Imagine the following. You ask your developer if the feature is done? When the developer says “yes, this feature is done”, I challenge you to do the following.
Look directly at your developer. Hold their gaze for 30-40 seconds. Somewhere near the end of 30 or 40 seconds I guarantee your developer will crack. They will blurt out something like “well, except for testing”. Or “but it only works on my machine”.
This is why we need a Definition of Done - a shared agreement of what being “done” means to have completed the work, the feature or the user story.
The Definition of Done is a simple explicit checklist of what it means for work to qualify as done. It's a simple list of agreed upon criteria by all parties involved – the development team, QA, the Product Owner, etc.
How important is the Definition of Done?
Now imagine you're at a party. One of your friends starts slurring their speech. You quickly step over to your friend and ask them to look at you and smile. You notice a droop on the right-hand side. You ask them to raise their arms over their heads. You notice that the right arm slowly falls while their right hand stays up in the air. You quickly turn to a friend and ask them to dial 911.
An hour later you're sitting in the hospital. Your friend is now in good spirits having been taken care of by the hospital staff. It turns out they suffered a stroke earlier that evening during your dinner party.

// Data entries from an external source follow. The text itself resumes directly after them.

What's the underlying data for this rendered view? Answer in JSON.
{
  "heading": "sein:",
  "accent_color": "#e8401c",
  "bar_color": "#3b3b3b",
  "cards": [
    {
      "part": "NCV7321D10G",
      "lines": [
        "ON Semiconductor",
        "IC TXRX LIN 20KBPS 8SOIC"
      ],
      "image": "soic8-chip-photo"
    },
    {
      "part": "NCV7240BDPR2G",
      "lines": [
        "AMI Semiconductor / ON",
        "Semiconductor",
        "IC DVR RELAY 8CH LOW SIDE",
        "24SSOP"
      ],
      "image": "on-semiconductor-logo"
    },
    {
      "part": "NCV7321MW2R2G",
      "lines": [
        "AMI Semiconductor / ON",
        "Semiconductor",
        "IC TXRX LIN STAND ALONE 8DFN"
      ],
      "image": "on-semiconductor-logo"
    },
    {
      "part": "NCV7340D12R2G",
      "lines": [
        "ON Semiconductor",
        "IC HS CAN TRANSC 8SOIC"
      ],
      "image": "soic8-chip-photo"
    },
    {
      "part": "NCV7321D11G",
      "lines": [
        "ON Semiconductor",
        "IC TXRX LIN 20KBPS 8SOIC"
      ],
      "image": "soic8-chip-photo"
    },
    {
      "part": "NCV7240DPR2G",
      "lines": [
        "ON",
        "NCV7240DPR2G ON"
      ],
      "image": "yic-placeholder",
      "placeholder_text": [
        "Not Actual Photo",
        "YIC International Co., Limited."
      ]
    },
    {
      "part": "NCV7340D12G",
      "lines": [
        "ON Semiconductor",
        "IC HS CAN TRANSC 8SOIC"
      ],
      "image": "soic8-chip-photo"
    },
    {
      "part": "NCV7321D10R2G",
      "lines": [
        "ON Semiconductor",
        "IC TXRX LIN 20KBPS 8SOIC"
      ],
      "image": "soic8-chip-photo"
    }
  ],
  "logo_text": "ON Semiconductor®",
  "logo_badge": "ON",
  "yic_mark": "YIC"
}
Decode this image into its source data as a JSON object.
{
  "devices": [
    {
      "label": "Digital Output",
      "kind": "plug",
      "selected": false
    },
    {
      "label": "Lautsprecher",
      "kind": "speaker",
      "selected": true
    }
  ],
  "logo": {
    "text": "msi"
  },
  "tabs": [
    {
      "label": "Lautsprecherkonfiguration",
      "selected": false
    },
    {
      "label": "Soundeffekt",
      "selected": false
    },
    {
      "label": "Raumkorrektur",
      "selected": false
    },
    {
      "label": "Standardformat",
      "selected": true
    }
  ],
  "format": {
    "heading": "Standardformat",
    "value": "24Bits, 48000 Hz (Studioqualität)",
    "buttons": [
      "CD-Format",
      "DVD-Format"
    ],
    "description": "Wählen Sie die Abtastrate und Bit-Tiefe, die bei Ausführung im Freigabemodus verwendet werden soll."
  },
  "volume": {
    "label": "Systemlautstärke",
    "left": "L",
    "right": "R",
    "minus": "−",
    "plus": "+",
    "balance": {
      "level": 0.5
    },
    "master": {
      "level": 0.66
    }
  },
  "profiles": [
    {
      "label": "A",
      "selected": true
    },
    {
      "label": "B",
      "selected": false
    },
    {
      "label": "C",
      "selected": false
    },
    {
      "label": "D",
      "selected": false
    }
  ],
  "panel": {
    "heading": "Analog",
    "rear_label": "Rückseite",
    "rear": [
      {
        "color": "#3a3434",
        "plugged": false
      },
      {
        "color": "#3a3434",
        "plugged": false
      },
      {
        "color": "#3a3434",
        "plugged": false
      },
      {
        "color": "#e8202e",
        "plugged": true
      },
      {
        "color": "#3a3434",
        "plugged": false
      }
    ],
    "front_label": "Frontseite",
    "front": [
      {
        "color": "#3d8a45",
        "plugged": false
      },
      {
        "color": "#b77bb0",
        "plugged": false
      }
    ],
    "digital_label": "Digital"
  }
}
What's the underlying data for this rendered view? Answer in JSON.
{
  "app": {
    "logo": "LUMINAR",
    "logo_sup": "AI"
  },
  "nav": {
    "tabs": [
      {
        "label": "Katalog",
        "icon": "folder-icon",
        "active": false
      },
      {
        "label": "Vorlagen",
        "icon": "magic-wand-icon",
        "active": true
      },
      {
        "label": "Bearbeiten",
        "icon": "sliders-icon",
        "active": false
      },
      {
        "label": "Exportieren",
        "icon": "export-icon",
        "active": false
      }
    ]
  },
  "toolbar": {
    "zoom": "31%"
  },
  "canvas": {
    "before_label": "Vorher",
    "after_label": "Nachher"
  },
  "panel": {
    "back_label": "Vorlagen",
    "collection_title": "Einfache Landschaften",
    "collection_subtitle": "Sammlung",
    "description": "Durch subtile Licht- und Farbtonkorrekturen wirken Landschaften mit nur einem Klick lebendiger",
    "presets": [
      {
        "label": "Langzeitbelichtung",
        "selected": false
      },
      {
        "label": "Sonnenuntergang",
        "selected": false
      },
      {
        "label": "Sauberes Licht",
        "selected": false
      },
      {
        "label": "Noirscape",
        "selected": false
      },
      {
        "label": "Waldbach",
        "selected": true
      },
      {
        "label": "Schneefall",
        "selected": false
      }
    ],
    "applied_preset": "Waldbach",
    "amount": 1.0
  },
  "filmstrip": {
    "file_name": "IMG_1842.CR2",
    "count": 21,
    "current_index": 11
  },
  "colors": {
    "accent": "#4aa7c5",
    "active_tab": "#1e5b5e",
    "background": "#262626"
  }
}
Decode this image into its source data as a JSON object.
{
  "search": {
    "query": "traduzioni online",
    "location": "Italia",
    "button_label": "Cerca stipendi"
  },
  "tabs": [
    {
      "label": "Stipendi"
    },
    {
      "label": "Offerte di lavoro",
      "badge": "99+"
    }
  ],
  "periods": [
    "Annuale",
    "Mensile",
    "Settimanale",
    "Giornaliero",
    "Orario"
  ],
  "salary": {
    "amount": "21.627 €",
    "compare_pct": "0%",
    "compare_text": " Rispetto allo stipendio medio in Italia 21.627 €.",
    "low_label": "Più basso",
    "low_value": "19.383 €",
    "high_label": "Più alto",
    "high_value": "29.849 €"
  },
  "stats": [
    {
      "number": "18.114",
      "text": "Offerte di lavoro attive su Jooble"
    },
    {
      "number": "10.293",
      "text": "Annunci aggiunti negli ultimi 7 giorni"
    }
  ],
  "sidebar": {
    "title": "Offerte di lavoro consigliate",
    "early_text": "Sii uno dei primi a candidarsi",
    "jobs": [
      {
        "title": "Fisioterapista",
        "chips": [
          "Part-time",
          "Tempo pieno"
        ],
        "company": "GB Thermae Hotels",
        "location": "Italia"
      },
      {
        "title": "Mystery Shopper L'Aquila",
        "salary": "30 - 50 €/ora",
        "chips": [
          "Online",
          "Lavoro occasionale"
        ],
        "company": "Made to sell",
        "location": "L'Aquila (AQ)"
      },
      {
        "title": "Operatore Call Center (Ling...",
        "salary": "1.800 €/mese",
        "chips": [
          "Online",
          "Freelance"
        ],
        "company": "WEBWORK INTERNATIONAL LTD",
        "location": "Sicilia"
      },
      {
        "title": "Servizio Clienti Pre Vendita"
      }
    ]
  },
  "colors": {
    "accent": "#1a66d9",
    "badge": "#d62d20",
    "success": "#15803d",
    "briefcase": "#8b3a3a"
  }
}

What just happened? How was action taken so quickly?
The story above is an example of a checklist, called FAST, to identify whether-or-not an individual is potentially suffering from a stroke. FAST is an example of a Definition of Done.
It is powerful because of its simplicity - it's easy to remember, easy to apply, and easy to assess. It's also powerful because it's a binary checklist. It is either all right or all wrong.
For agile delivery teams, the Definition of Done is used to confirm the minimum quality standards agreed upon by the Development Team and the Product Owner. That means for every piece of work the team must meet the criteria outlined in the Definition of Done.
What makes it work? To start, it must be non-negotiable. Here are some essentials:
- Don't skip items
- Ensure each item is met
- Delivery of an item is clear and understood by everyone on the team
- There is no room for ambiguity
- No second-guessing the meaning of each item
When development teams first start using DoD, they tend to demonstrate partial completion. For example, during a Sprint Review, the team will demonstrate which items in the checklist have been met (or not met) for a given user story.
Because it’s a binary checklist, don’t do partial completion. That means if the DoD has not been met for a particular story teams should not demonstrate that story during Sprint Review. The team does need to convey that the work is incomplete and cannot be passed over for review to the Product Owner.
Why it is a living document?
The artifact is continually changing. It is a growing list of quality standards. As the team learns what their quality standards need to be, they update accordingly. As a Product Owner learns the different responsibilities for new feature releases, it updates.
As the Development team adds items to the Definition of Done, they will realize that there is much more to do to create and release a shippable product. The team will need to look for ways to reduce the time it takes to meet each criteria. Typically, this involves automating those practices overtime. Take a moment to review the definition of done used by your teams. We recommend that the definition of done is shared across teams working in the same code base. It is routinely discussed across teams and during retrospectives to ensure that the latest expectations for technical quality are reflected in the definition of done.
Be careful about how rapidly the definition of done tightens up the technical quality of your product. Each item that you add to the definition of done increases the cost, or the time it takes to complete a piece of work. Therefore, you will typically start with a limited number of items and slowly grow them over time. As you add new items, it is important that original items become habitual within the team's practices, or even better, automated as part of the development process.
It will evolve over time.
Development Teams are smart. It's not that they consciously ignore the artifact. They are focussed on maximizing the outcome that they deliver by minimizing the amount of work that is needed to achieve that outcome. This is a good trait. The Definition of Done reminds the team that even as they limit the work they do, there is a standard below which they cannot stray.
The Definition of Done places greater emphasis on different items based on the environment and type of work teams encounter. For example, I worked with a team whose original Definition of Done included “write unit tests”. Initially, the team felt the item was good enough. It was only through practice (and experience) that they realized vaguely written is not the same as good enough.
Here’s how the team’s Definition of Done evolved:
Even as teams rush to complete work during a Sprint, the Definition of Done reminds them of the duties, responsibilities and work that they've committed to.
Anyone who has worked with teams, has tales around their experiences with the Definition of Done. Stories of teams craftily working around criteria. Stories of teams that retake control of their systems by gradually increasing the quality of those systems. Step-by-step, adding unit tests, acceptance criteria, automated check-ins, or automating regression tests.
Each of these steps brings teams closer to a stable system. Build out a safety-net that allows the team to move quicker and take more risks, safe in the knowledge that the system will protect them rather than let them down.
The Definition of Done is powerful.
Take a moment to think about the funniest or most inspiring stories around this topic, and don’t hesitate to share.